In the absence of any significant weekend drivers, oil prices have experienced some long-covering this morning, helped along by soft China export data. Brent crude has eased by 0.20% to $71.45 a barrel, while WTI has edged 0.15% lower to $69.30 a barrel in a quiet Asian session.
With some improvement in the pandemic situation in India and the recovery in the US, China and Europe remaining on track, oil should remain a buy on dips, with no warning signs coming from the technical momentum indicators.
Only a fall through $70.00 a barrel by Brent crude, or $68.00 from WTI, would signal a deeper downside correct. Brent crude remains on track to test resistance at $72.00 a barrel this week and WTI at $70.00.
Gold runs into headwinds above $1900.00
A soft Non-Farm Payroll saw longer-dated US yields tumble on Friday, lifting gold 1.10% higher to $1891.50 an ounce. However, that only retraced half of the 2.0%+ losses seen on Thursday and hints that gold’s upward momentum will be more sensitive to negative price inputs from now on.

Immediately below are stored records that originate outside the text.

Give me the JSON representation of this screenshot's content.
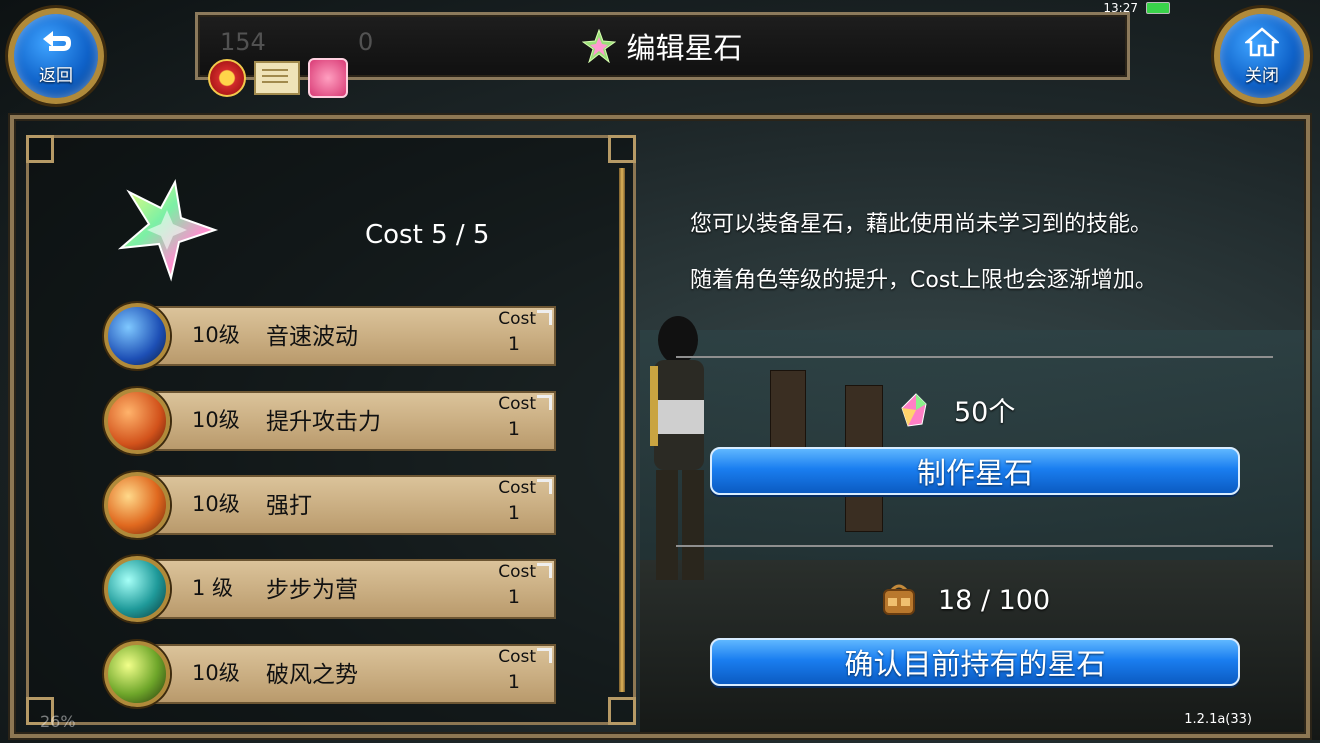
{
  "status_bar": {
    "time": "13:27"
  },
  "nav": {
    "back_label": "返回",
    "close_label": "关闭"
  },
  "title_bar": {
    "title": "编辑星石",
    "ghost_stat_1": "154",
    "ghost_stat_2": "0"
  },
  "left_panel": {
    "cost_total": "Cost 5 / 5",
    "skills": [
      {
        "level": "10级",
        "name": "音速波动",
        "cost_label": "Cost",
        "cost_value": "1",
        "icon": "sonic-wave-icon"
      },
      {
        "level": "10级",
        "name": "提升攻击力",
        "cost_label": "Cost",
        "cost_value": "1",
        "icon": "attack-up-icon"
      },
      {
        "level": "10级",
        "name": "强打",
        "cost_label": "Cost",
        "cost_value": "1",
        "icon": "power-strike-icon"
      },
      {
        "level": "1 级",
        "name": "步步为营",
        "cost_label": "Cost",
        "cost_value": "1",
        "icon": "steady-advance-icon"
      },
      {
        "level": "10级",
        "name": "破风之势",
        "cost_label": "Cost",
        "cost_value": "1",
        "icon": "wind-break-icon"
      }
    ],
    "fps": "26%"
  },
  "right_panel": {
    "desc_line_1": "您可以装备星石，藉此使用尚未学习到的技能。",
    "desc_line_2": "随着角色等级的提升，Cost上限也会逐渐增加。",
    "crystal_count": "50个",
    "craft_button": "制作星石",
    "bag_count": "18 / 100",
    "check_button": "确认目前持有的星石"
  },
  "version": "1.2.1a(33)"
}
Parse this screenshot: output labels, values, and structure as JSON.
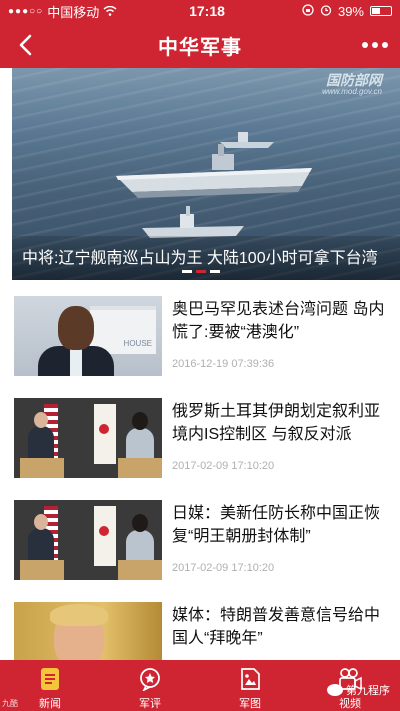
{
  "status_bar": {
    "carrier": "中国移动",
    "time": "17:18",
    "battery": "39%"
  },
  "nav": {
    "title": "中华军事"
  },
  "banner": {
    "watermark": "国防部网",
    "watermark_url": "www.mod.gov.cn",
    "caption": "中将:辽宁舰南巡占山为王 大陆100小时可拿下台湾",
    "slide_count": 3,
    "active_slide": 2
  },
  "news": [
    {
      "title": "奥巴马罕见表述台湾问题 岛内慌了:要被“港澳化”",
      "date": "2016-12-19 07:39:36",
      "thumb": "obama"
    },
    {
      "title": "俄罗斯土耳其伊朗划定叙利亚境内IS控制区 与叙反对派",
      "date": "2017-02-09 17:10:20",
      "thumb": "meeting"
    },
    {
      "title": "日媒：美新任防长称中国正恢复“明王朝册封体制”",
      "date": "2017-02-09 17:10:20",
      "thumb": "meeting"
    },
    {
      "title": "媒体：特朗普发善意信号给中国人“拜晚年”",
      "date": "",
      "thumb": "trump"
    }
  ],
  "tabs": [
    {
      "label": "新闻",
      "icon": "news-icon",
      "active": true
    },
    {
      "label": "军评",
      "icon": "star-bubble-icon",
      "active": false
    },
    {
      "label": "军图",
      "icon": "image-icon",
      "active": false
    },
    {
      "label": "视频",
      "icon": "video-camera-icon",
      "active": false
    }
  ],
  "watermark_footer": "第九程序",
  "corner_text": "九酷",
  "colors": {
    "brand_red": "#cf2532",
    "active_icon": "#f4c53a",
    "date_gray": "#b0b0b0"
  }
}
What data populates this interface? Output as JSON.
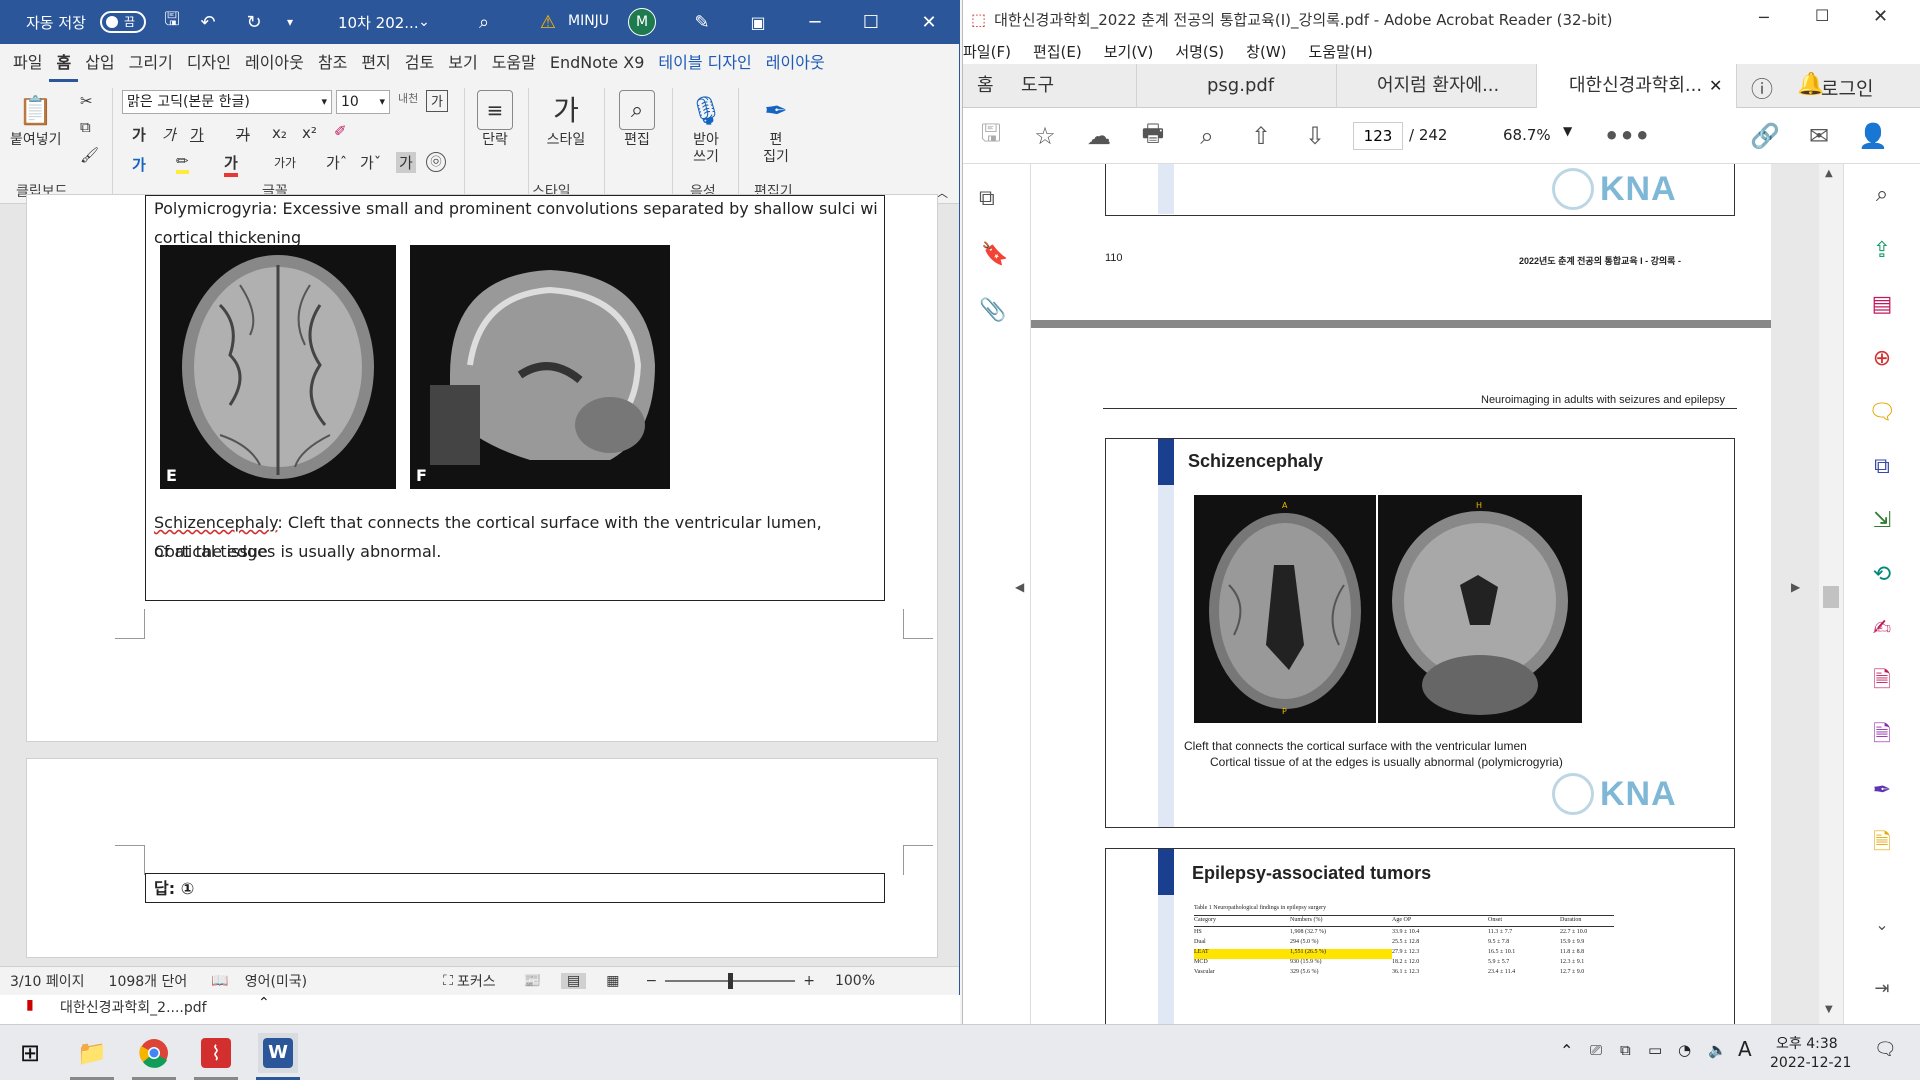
{
  "word": {
    "title": {
      "autosave_label": "자동 저장",
      "autosave_state": "끔",
      "doc_name": "10차 202...",
      "user_name": "MINJU",
      "user_initial": "M"
    },
    "tabs": [
      "파일",
      "홈",
      "삽입",
      "그리기",
      "디자인",
      "레이아웃",
      "참조",
      "편지",
      "검토",
      "보기",
      "도움말",
      "EndNote X9",
      "테이블 디자인",
      "레이아웃"
    ],
    "ribbon": {
      "paste_label": "붙여넣기",
      "font_name": "맑은 고딕(본문 한글)",
      "font_size": "10",
      "paragraph_label": "단락",
      "styles_label": "스타일",
      "edit_label": "편집",
      "dictate_label": "받아\n쓰기",
      "editor_label": "편\n집기",
      "groups": {
        "clipboard": "클립보드",
        "font": "글꼴",
        "style": "스타일",
        "voice": "음성",
        "editor": "편집기"
      }
    },
    "doc": {
      "line1": "Polymicrogyria: Excessive small and prominent convolutions separated by shallow sulci with focal",
      "line2": "cortical thickening",
      "img_e_label": "E",
      "img_f_label": "F",
      "schiz_word": "Schizencephaly",
      "schiz_text": ": Cleft that connects the cortical surface with the ventricular lumen, Cortical tissue",
      "schiz_text2": "of at the edges is usually abnormal.",
      "answer_label": "답: ①"
    },
    "status": {
      "page": "3/10 페이지",
      "words": "1098개 단어",
      "language": "영어(미국)",
      "focus": "포커스",
      "zoom": "100%"
    },
    "download_name": "대한신경과학회_2....pdf"
  },
  "acrobat": {
    "title": "대한신경과학회_2022 춘계 전공의 통합교육(I)_강의록.pdf - Adobe Acrobat Reader (32-bit)",
    "menu": [
      "파일(F)",
      "편집(E)",
      "보기(V)",
      "서명(S)",
      "창(W)",
      "도움말(H)"
    ],
    "tabs": {
      "home": "홈",
      "tools": "도구",
      "doc1": "psg.pdf",
      "doc2": "어지럼 환자에...",
      "doc3": "대한신경과학회..."
    },
    "login": "로그인",
    "page_current": "123",
    "page_total": "/ 242",
    "zoom": "68.7%",
    "page110_num": "110",
    "page110_header": "2022년도 춘계 전공의 통합교육 I  - 강의록 -",
    "page_header2": "Neuroimaging in adults with seizures and epilepsy",
    "kna": "KNA",
    "slide1": {
      "title": "Schizencephaly",
      "label_a": "A",
      "label_h": "H",
      "label_p": "P",
      "cap1": "Cleft that connects the cortical surface with the ventricular lumen",
      "cap2": "Cortical tissue of at the edges is usually abnormal (polymicrogyria)"
    },
    "slide2": {
      "title": "Epilepsy-associated tumors",
      "table_caption": "Table 1  Neuropathological findings in epilepsy surgery",
      "headers": [
        "Category",
        "Numbers (%)",
        "Age OP",
        "Onset",
        "Duration"
      ],
      "rows": [
        [
          "HS",
          "1,908 (32.7 %)",
          "33.9 ± 10.4",
          "11.3 ± 7.7",
          "22.7 ± 10.0"
        ],
        [
          "Dual",
          "294 (5.0 %)",
          "25.5 ± 12.8",
          "9.5 ± 7.8",
          "15.9 ± 9.9"
        ],
        [
          "LEAT",
          "1,551 (26.5 %)",
          "27.9 ± 12.3",
          "16.5 ± 10.1",
          "11.8 ± 8.8"
        ],
        [
          "MCD",
          "930 (15.9 %)",
          "18.2 ± 12.0",
          "5.9 ± 5.7",
          "12.3 ± 9.1"
        ],
        [
          "Vascular",
          "329 (5.6 %)",
          "36.1 ± 12.3",
          "23.4 ± 11.4",
          "12.7 ± 9.0"
        ]
      ]
    }
  },
  "taskbar": {
    "time": "오후 4:38",
    "date": "2022-12-21",
    "ime": "A"
  }
}
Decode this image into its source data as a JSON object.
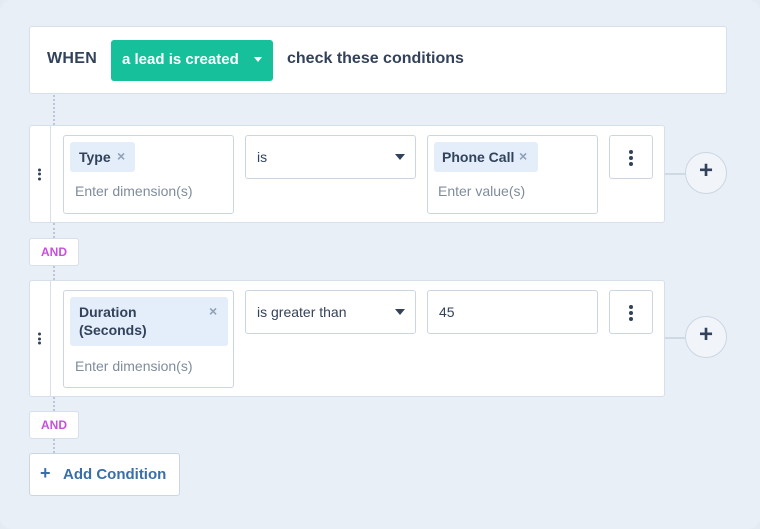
{
  "trigger": {
    "when_label": "WHEN",
    "event_value": "a lead is created",
    "tail_text": "check these conditions"
  },
  "conditions": [
    {
      "dimension_chip": "Type",
      "dimension_placeholder": "Enter dimension(s)",
      "operator": "is",
      "value_chip": "Phone Call",
      "value_placeholder": "Enter value(s)"
    },
    {
      "dimension_chip_line1": "Duration",
      "dimension_chip_line2": "(Seconds)",
      "dimension_placeholder": "Enter dimension(s)",
      "operator": "is greater than",
      "value": "45"
    }
  ],
  "and_label": "AND",
  "add_condition": {
    "icon": "+",
    "label": "Add Condition"
  },
  "icons": {
    "remove": "×",
    "add": "+",
    "more": "vertical-dots-icon",
    "drag": "drag-handle-icon",
    "dropdown": "caret-down-icon"
  },
  "colors": {
    "accent": "#16c09a",
    "and_text": "#c94ee0",
    "link": "#3a6ea8",
    "chip_bg": "#e3eefa",
    "background": "#e9eff6"
  }
}
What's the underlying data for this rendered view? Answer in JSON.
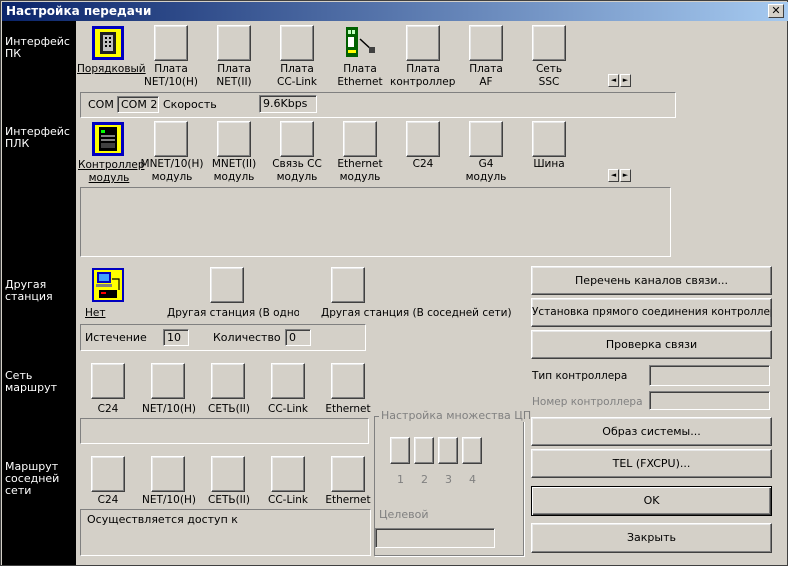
{
  "window": {
    "title": "Настройка передачи",
    "close_glyph": "✕"
  },
  "sidebar": {
    "pc_interface": "Интерфейс\nПК",
    "plc_interface": "Интерфейс\nПЛК",
    "other_station": "Другая\nстанция",
    "net_route": "Сеть\nмаршрут",
    "coexist_route": "Маршрут\nсоседней\nсети"
  },
  "pc_items": [
    {
      "label": "Порядковый",
      "icon": "serial-port-icon",
      "selected": true
    },
    {
      "label": "Плата\nNET/10(H)",
      "icon": "blank-button-icon"
    },
    {
      "label": "Плата\nNET(II)",
      "icon": "blank-button-icon"
    },
    {
      "label": "Плата\nCC-Link",
      "icon": "blank-button-icon"
    },
    {
      "label": "Плата\nEthernet",
      "icon": "ethernet-card-icon"
    },
    {
      "label": "Плата\nконтроллера",
      "icon": "blank-button-icon"
    },
    {
      "label": "Плата\nAF",
      "icon": "blank-button-icon"
    },
    {
      "label": "Сеть\nSSC",
      "icon": "blank-button-icon"
    }
  ],
  "pc_settings": {
    "com_label": "COM",
    "com_value": "COM 2",
    "speed_label": "Скорость",
    "speed_value": "9.6Kbps"
  },
  "plc_items": [
    {
      "label": "Контроллер\nмодуль",
      "icon": "plc-module-icon",
      "selected": true
    },
    {
      "label": "MNET/10(H)\nмодуль",
      "icon": "blank-button-icon"
    },
    {
      "label": "MNET(II)\nмодуль",
      "icon": "blank-button-icon"
    },
    {
      "label": "Связь CC\nмодуль",
      "icon": "blank-button-icon"
    },
    {
      "label": "Ethernet\nмодуль",
      "icon": "blank-button-icon"
    },
    {
      "label": "C24",
      "icon": "blank-button-icon"
    },
    {
      "label": "G4\nмодуль",
      "icon": "blank-button-icon"
    },
    {
      "label": "Шина",
      "icon": "blank-button-icon"
    }
  ],
  "other_station": {
    "items": [
      {
        "label": "Нет",
        "icon": "no-other-station-icon",
        "selected": true
      },
      {
        "label": "Другая станция (В одной",
        "icon": "blank-button-icon"
      },
      {
        "label": "Другая станция (В соседней сети)",
        "icon": "blank-button-icon"
      }
    ],
    "timeout_label": "Истечение",
    "timeout_value": "10",
    "count_label": "Количество",
    "count_value": "0"
  },
  "network_route": {
    "items": [
      "C24",
      "NET/10(H)",
      "СЕТЬ(II)",
      "CC-Link",
      "Ethernet"
    ]
  },
  "coexist_route": {
    "items": [
      "C24",
      "NET/10(H)",
      "СЕТЬ(II)",
      "CC-Link",
      "Ethernet"
    ],
    "access_text": "Осуществляется доступ к"
  },
  "multi_cpu": {
    "legend": "Настройка множества ЦП",
    "cpus": [
      "1",
      "2",
      "3",
      "4"
    ],
    "target_label": "Целевой"
  },
  "right_panel": {
    "channel_list": "Перечень каналов связи...",
    "direct_connect": "Установка прямого соединения контроллера",
    "connection_test": "Проверка связи",
    "plc_type_label": "Тип контроллера",
    "plc_number_label": "Номер контроллера",
    "system_image": "Образ системы...",
    "tel": "TEL (FXCPU)...",
    "ok": "OK",
    "close": "Закрыть"
  },
  "scroll": {
    "left_glyph": "◄",
    "right_glyph": "►"
  }
}
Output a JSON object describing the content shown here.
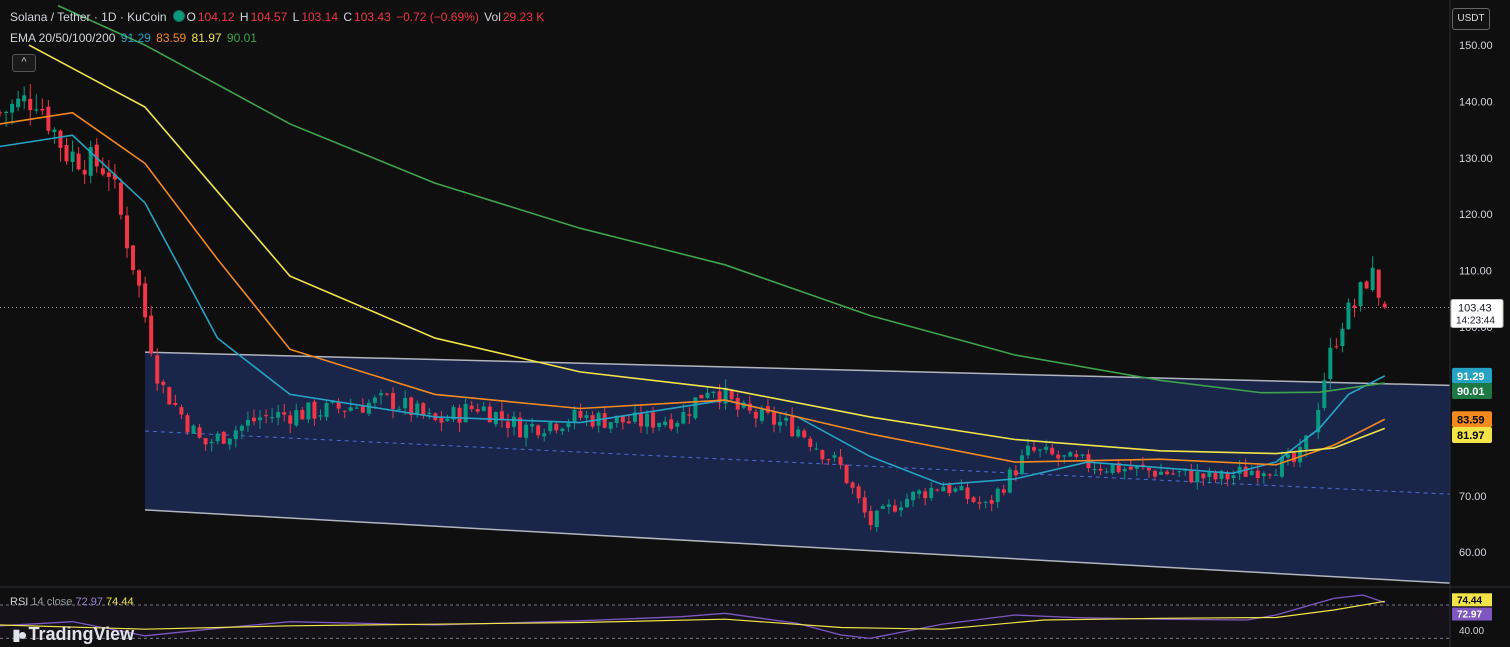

Although gold is no longer overbought from a technical perspective, the RSI retreating to neutral territory after Thursday’s wipe-out, it appears that gold’s correlation to US yields is back. With an avalanche of inflation data due this week, notably from the US and China, gold may struggle to rally and maintain gains above $1900.00 an ounce.
I expect gold to jump around in a choppy $1860.00 to $1900.00 range this week, with last week’s high at $1817.00 an ounce unlikely to be retested this week.